= ENTRIES SHOWN =
· · · ·

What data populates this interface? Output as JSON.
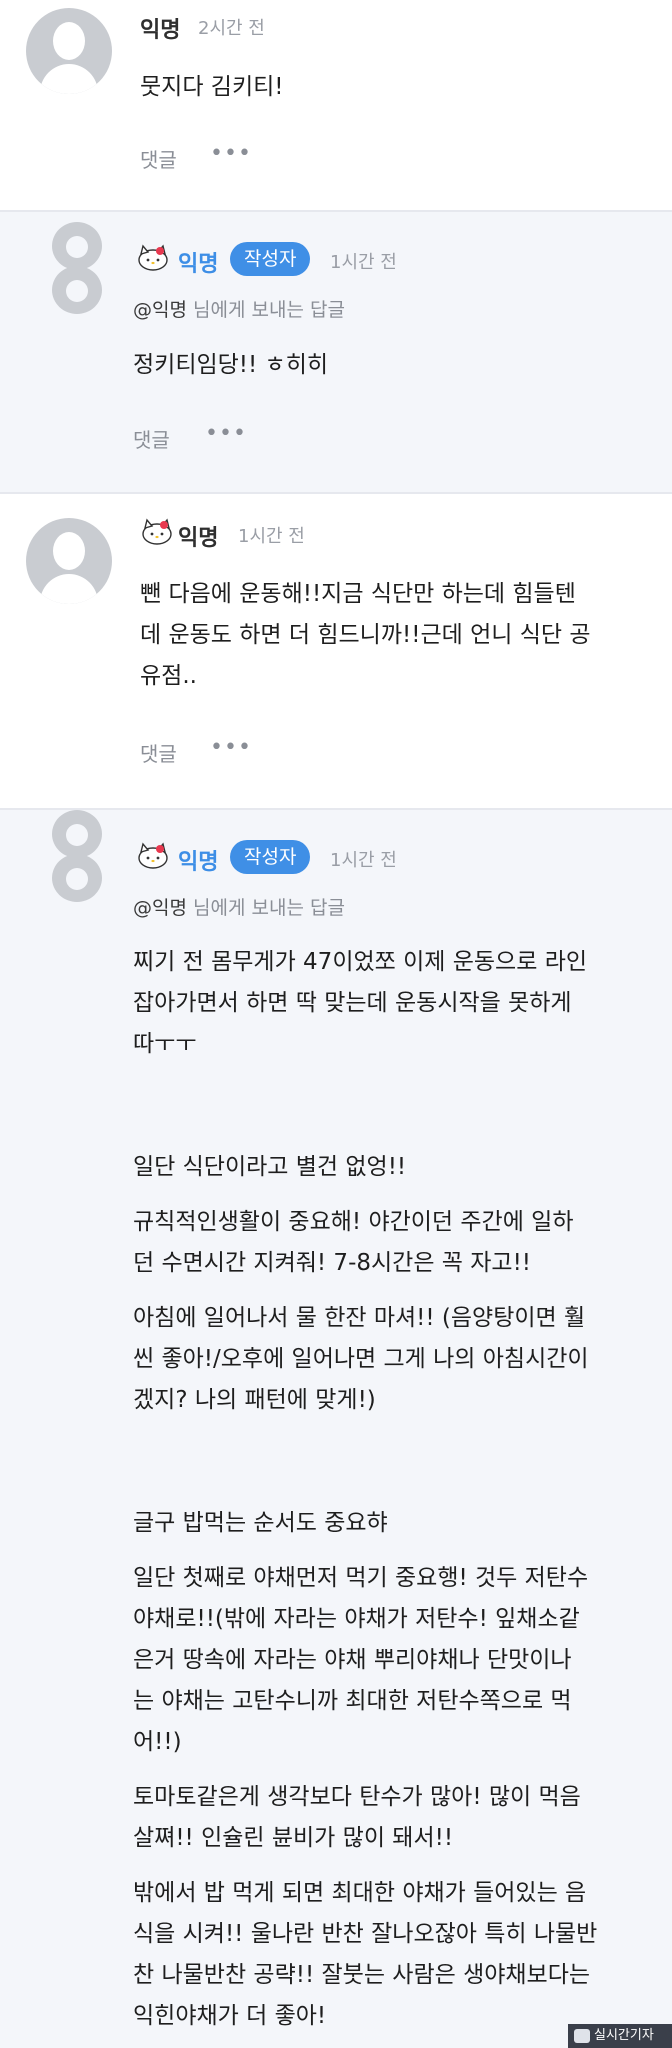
{
  "comments": [
    {
      "author": "익명",
      "time": "2시간 전",
      "text": "뭇지다 김키티!",
      "reply_label": "댓글",
      "more": "•••"
    },
    {
      "author": "익명",
      "badge": "작성자",
      "time": "1시간 전",
      "mention": "@익명",
      "mention_suffix": "님에게 보내는 답글",
      "text": "정키티임당!! ㅎ히히",
      "reply_label": "댓글",
      "more": "•••"
    },
    {
      "author": "익명",
      "time": "1시간 전",
      "text_lines": [
        "뺀 다음에 운동해!!지금 식단만 하는데 힘들텐",
        "데 운동도 하면 더 힘드니까!!근데 언니 식단 공",
        "유점.."
      ],
      "reply_label": "댓글",
      "more": "•••"
    },
    {
      "author": "익명",
      "badge": "작성자",
      "time": "1시간 전",
      "mention": "@익명",
      "mention_suffix": "님에게 보내는 답글",
      "paragraphs": [
        "찌기 전 몸무게가 47이었쪼 이제 운동으로 라인",
        "잡아가면서 하면 딱 맞는데 운동시작을 못하게",
        "따ㅜㅜ",
        "일단 식단이라고 별건 없엉!!",
        "규칙적인생활이 중요해! 야간이던 주간에 일하",
        "던 수면시간 지켜줘! 7-8시간은 꼭 자고!!",
        "아침에 일어나서 물 한잔 마셔!! (음양탕이면 훨",
        "씬 좋아!/오후에 일어나면 그게 나의 아침시간이",
        "겠지? 나의 패턴에 맞게!)",
        "글구 밥먹는 순서도 중요햐",
        "일단 첫째로 야채먼저 먹기 중요행! 것두 저탄수",
        "야채로!!(밖에 자라는 야채가 저탄수! 잎채소같",
        "은거 땅속에 자라는 야채 뿌리야채나 단맛이나",
        "는 야채는 고탄수니까 최대한 저탄수쪽으로 먹",
        "어!!)",
        "토마토같은게 생각보다 탄수가 많아! 많이 먹음",
        "살쪄!! 인슐린 뷴비가 많이 돼서!!",
        "밖에서 밥 먹게 되면 최대한 야채가 들어있는 음",
        "식을 시켜!! 울나란 반찬 잘나오잖아 특히 나물반",
        "찬 나물반찬 공략!! 잘붓는 사람은 생야채보다는",
        "익힌야채가 더 좋아!"
      ]
    }
  ],
  "watermark": "실시간기자",
  "colors": {
    "accent": "#3f8fe6",
    "reply_bg": "#f4f6fa",
    "avatar": "#c9ccd1"
  }
}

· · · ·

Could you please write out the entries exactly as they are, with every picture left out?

What data populates this interface? Output as JSON.
{
  "comments": [
    {
      "author": "익명",
      "time": "2시간 전",
      "text": "뭇지다 김키티!",
      "reply_label": "댓글",
      "more": "•••"
    },
    {
      "author": "익명",
      "badge": "작성자",
      "time": "1시간 전",
      "mention": "@익명",
      "mention_suffix": "님에게 보내는 답글",
      "text": "정키티임당!! ㅎ히히",
      "reply_label": "댓글",
      "more": "•••"
    },
    {
      "author": "익명",
      "time": "1시간 전",
      "text_lines": [
        "뺀 다음에 운동해!!지금 식단만 하는데 힘들텐",
        "데 운동도 하면 더 힘드니까!!근데 언니 식단 공",
        "유점.."
      ],
      "reply_label": "댓글",
      "more": "•••"
    },
    {
      "author": "익명",
      "badge": "작성자",
      "time": "1시간 전",
      "mention": "@익명",
      "mention_suffix": "님에게 보내는 답글",
      "paragraphs": [
        "찌기 전 몸무게가 47이었쪼 이제 운동으로 라인",
        "잡아가면서 하면 딱 맞는데 운동시작을 못하게",
        "따ㅜㅜ",
        "일단 식단이라고 별건 없엉!!",
        "규칙적인생활이 중요해! 야간이던 주간에 일하",
        "던 수면시간 지켜줘! 7-8시간은 꼭 자고!!",
        "아침에 일어나서 물 한잔 마셔!! (음양탕이면 훨",
        "씬 좋아!/오후에 일어나면 그게 나의 아침시간이",
        "겠지? 나의 패턴에 맞게!)",
        "글구 밥먹는 순서도 중요햐",
        "일단 첫째로 야채먼저 먹기 중요행! 것두 저탄수",
        "야채로!!(밖에 자라는 야채가 저탄수! 잎채소같",
        "은거 땅속에 자라는 야채 뿌리야채나 단맛이나",
        "는 야채는 고탄수니까 최대한 저탄수쪽으로 먹",
        "어!!)",
        "토마토같은게 생각보다 탄수가 많아! 많이 먹음",
        "살쪄!! 인슐린 뷴비가 많이 돼서!!",
        "밖에서 밥 먹게 되면 최대한 야채가 들어있는 음",
        "식을 시켜!! 울나란 반찬 잘나오잖아 특히 나물반",
        "찬 나물반찬 공략!! 잘붓는 사람은 생야채보다는",
        "익힌야채가 더 좋아!"
      ]
    }
  ],
  "watermark": "실시간기자",
  "colors": {
    "accent": "#3f8fe6",
    "reply_bg": "#f4f6fa",
    "avatar": "#c9ccd1"
  }
}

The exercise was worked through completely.